Lyding wins Foresight Institute Feynman Prize
Professor Joseph W Lyding received the Foresight Institute Feynman Prize, a premier honor for his research and development in the field of nanotechnology from the Foresight Institute, a think tank and public interest organization that focuses on molecular nanotechnology.
Lyding was one of two winners of the prize. He received the experimental prize for his exemplary experimentation in nanotechnology and his work in creating the Hydrogen Resist Lithography technology as well as for his contributions to the development of Scanning Tunneling Microscopy. The theory prize went to Amanda Barnard, the first women to receive the honor, for her research of diamond nanoparticles.

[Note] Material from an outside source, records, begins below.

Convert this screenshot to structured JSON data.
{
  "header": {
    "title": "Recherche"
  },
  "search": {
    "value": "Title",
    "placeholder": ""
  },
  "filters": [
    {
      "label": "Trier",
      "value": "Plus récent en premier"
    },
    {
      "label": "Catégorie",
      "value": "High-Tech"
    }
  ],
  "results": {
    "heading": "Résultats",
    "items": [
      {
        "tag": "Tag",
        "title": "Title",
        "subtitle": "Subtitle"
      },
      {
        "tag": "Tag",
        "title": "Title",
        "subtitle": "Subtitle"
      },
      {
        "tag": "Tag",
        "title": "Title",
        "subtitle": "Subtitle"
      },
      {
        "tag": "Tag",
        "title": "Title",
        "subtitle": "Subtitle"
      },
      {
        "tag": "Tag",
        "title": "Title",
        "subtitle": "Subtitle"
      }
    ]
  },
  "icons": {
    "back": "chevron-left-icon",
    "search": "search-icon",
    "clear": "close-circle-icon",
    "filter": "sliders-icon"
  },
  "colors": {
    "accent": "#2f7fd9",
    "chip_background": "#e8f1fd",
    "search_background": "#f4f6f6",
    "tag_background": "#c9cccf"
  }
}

Lyding’s prize is the result of his career at Illinois, which started more than 30 years ago. This award was given because of his invention of hydrogen lithography, for patterning silicon, but also in honor of the revolutionary work Lyding has done with research and experimentation at the atomic level with Scanning Tunneling Microscopes.
The Foresight Institute presented Lyding with the prize in Palo Alto, California during the May 29-31 “Atomic Precision for Medical Applications” workshop. The prize is named after Richard Feynman who created the field of nanotechnology with his 1959 “There’s plenty of room at the bottom” speech. Feynman was decades ahead of his time and is considered a pioneer and the godfather of nanotechnology.

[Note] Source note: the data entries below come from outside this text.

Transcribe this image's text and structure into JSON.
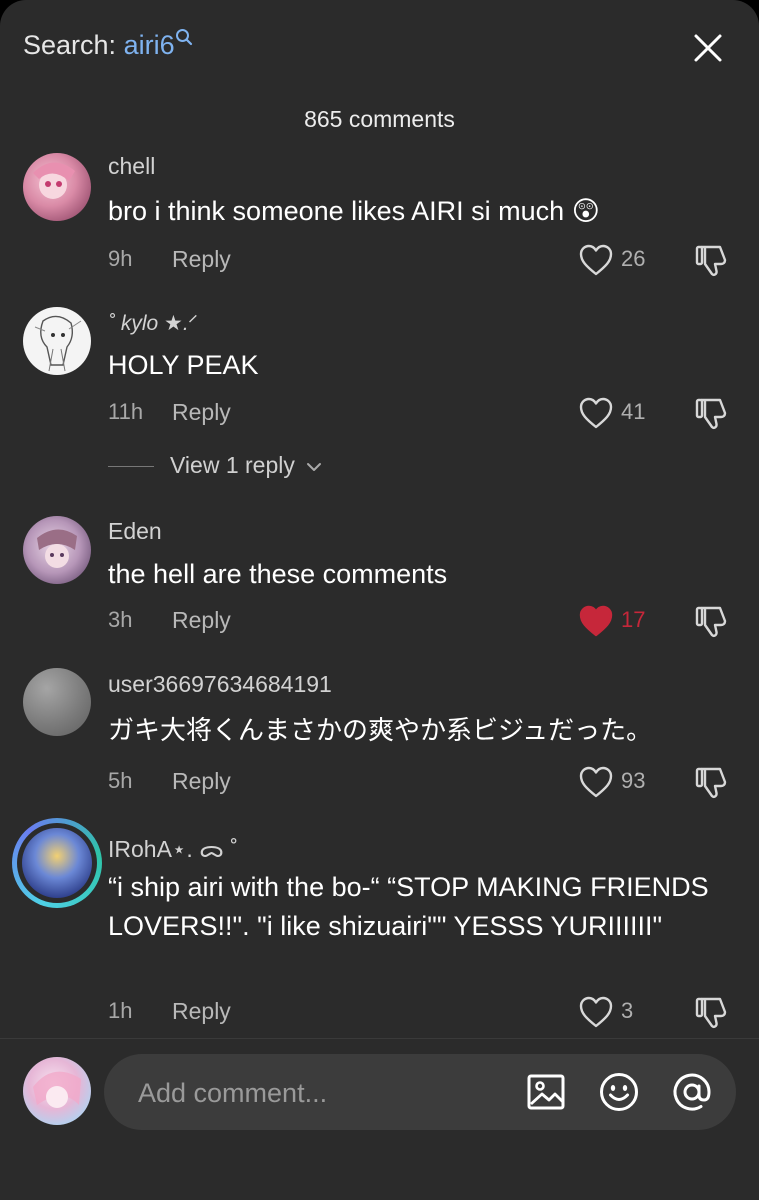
{
  "header": {
    "search_prefix": "Search:",
    "search_term": "airi6",
    "close_icon": "close-icon",
    "comment_count": "865 comments"
  },
  "comments": [
    {
      "username": "chell",
      "text": "bro i think someone likes AIRI si much 😲",
      "time": "9h",
      "reply_label": "Reply",
      "likes": "26",
      "liked": false
    },
    {
      "username": "˚ kylo ★.ᐟ",
      "text": "HOLY PEAK",
      "time": "11h",
      "reply_label": "Reply",
      "likes": "41",
      "liked": false,
      "view_replies": "View 1 reply"
    },
    {
      "username": "Eden",
      "text": "the hell are these comments",
      "time": "3h",
      "reply_label": "Reply",
      "likes": "17",
      "liked": true
    },
    {
      "username": "user36697634684191",
      "text": "ガキ大将くんまさかの爽やか系ビジュだった。",
      "time": "5h",
      "reply_label": "Reply",
      "likes": "93",
      "liked": false
    },
    {
      "username": "IRohA⋆. ᯅ ˚",
      "text": "“i ship airi with the bo-“ “STOP MAKING FRIENDS LOVERS!!\". \"i like shizuairi\"\" YESSS YURIIIIII\"",
      "time": "1h",
      "reply_label": "Reply",
      "likes": "3",
      "liked": false
    }
  ],
  "composer": {
    "placeholder": "Add comment...",
    "icons": [
      "image-icon",
      "emoji-icon",
      "mention-icon"
    ]
  },
  "colors": {
    "background": "#2b2b2b",
    "search_term": "#7fb3f0",
    "liked_heart": "#c6273a"
  }
}
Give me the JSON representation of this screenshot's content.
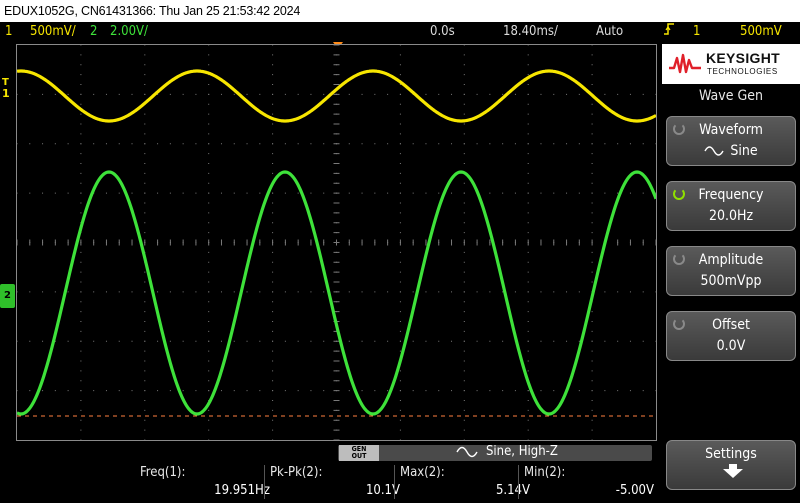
{
  "window": {
    "title": "EDUX1052G, CN61431366: Thu Jan 25 21:53:42 2024"
  },
  "status": {
    "ch1_num": "1",
    "ch1_scale": "500mV/",
    "ch2_num": "2",
    "ch2_scale": "2.00V/",
    "time_delay": "0.0s",
    "time_scale": "18.40ms/",
    "trigger_mode": "Auto",
    "trigger_source": "1",
    "trigger_level": "500mV",
    "trigger_edge_icon": "rising-edge-icon"
  },
  "screen": {
    "ch1_marker": "1",
    "ch2_marker": "2",
    "ch1_trigger_t": "T",
    "colors": {
      "ch1": "#f7e600",
      "ch2": "#3ee23a",
      "grid": "#7a7a7a",
      "ref": "#ff8040"
    }
  },
  "panel": {
    "brand": "KEYSIGHT",
    "brand_sub": "TECHNOLOGIES",
    "menu_title": "Wave Gen",
    "keys": [
      {
        "label": "Waveform",
        "value": "Sine"
      },
      {
        "label": "Frequency",
        "value": "20.0Hz"
      },
      {
        "label": "Amplitude",
        "value": "500mVpp"
      },
      {
        "label": "Offset",
        "value": "0.0V"
      },
      {
        "label": "Settings"
      }
    ]
  },
  "bottom": {
    "gen_out": [
      "GEN",
      "OUT"
    ],
    "wavegen_status": "Sine, High-Z",
    "measurements": [
      {
        "label": "Freq(1):",
        "value": "19.951Hz"
      },
      {
        "label": "Pk-Pk(2):",
        "value": "10.1V"
      },
      {
        "label": "Max(2):",
        "value": "5.14V"
      },
      {
        "label": "Min(2):",
        "value": "-5.00V"
      }
    ]
  }
}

Mark Ratner, interim dean of the Weinberg College of Arts and Sciences at Northwestern University and longtime colleague of Lyding’s, said the Feynman Prize recognizes people who have contributed to the understanding of nanotechnology and made huge socially important advances.
“Joe is a treasure,” Ratner said. “He doesn’t brag about his accomplishments; he just does it.”
Throughout his career, Lyding has made huge discoveries while working at atomic level precision. The scale of his work is small but not scientifically small problems. Lyding changed the field of nanotechnology and developed tools and processes now used around the world.
Within his first year at Illinois, Lyding went to a conference in Baltimore to present a paper, and while he was there he heard the creator of STM presenting his technology, which is when everything changed for Lyding.
“It was just so exciting to see that result. As soon as I got back from the conference, I started in on it," he said. "It took me about a year but I actually built my first STM in my office. The darn thing worked. I couldn’t believe it.”
Lyding said there were times when his experimentation didn’t seem rational or like the best career plan, but after much exploring and dedication Lyding built the first STM in Midwest.
“Everything about it was new for me," Lyding said. "It was risky because I put the project I was hired for by (Professor John) Bardeen on hold. He wasn’t too sure about that, but once I got the STM to work he was square behind me. He loved it - he thought it was a great thing.”
Lyding developed his hydrogen resist lithography technique for silicon due to silicon’s technological relevance. In hydrogen resist lithography, electrons from the STM are used to remove hydrogen from the silicon surface with single-atom precision. It is this technique and capability that is central to Lyding receiving the Feynman Prize.
Silicon is quite reactive but Lyding figured out how to stabilize it, Ratner said. Lyding blocked the reactivity with hydrogen atoms, which was “earth changing” for the computational world Ratner said, the use of the Hydrogen Lithography is something “everybody’s done, but Joe invented.”
Lyding’s technique also enabled unprecedented scientific studies of hydrogen on silicon. Following a suggestion from Phaedon Avouris at IBM, Lyding repeated some of his experiments using hydrogen’s isotope deuterium and found a dramatic isotope effect with deuterium being much more difficult to remove from silicon.
After publishing this result, it struck Lyding during a conversation with Professor Karl Hess that deuterium could be used to stabilize transistors against the degrading effects of energetic electrons that desorb hydrogen at the gate dielectric-silicon interface. Working with industry, Lyding then demonstrated that deuterium increased chip lifetimes by factors of 10-50. As a result, deuterium is now used in advanced chip production and Samsung has licensed this technology from the university.
Lyding said Feynman was a great explainer and a great investigator of understanding things at their most basic level, a quality Lyding tries to achieve in his own work. Lyding said he tries to think of problems at every detail and tries to find simple answers much like Feynman did.
“The message I tell the undergrads and grad students is have fun. Get involved in research,” Lyding said, “because your creativity is going to come out when you are actually enjoying what you are doing, not just working hard and toiling without that in sight.”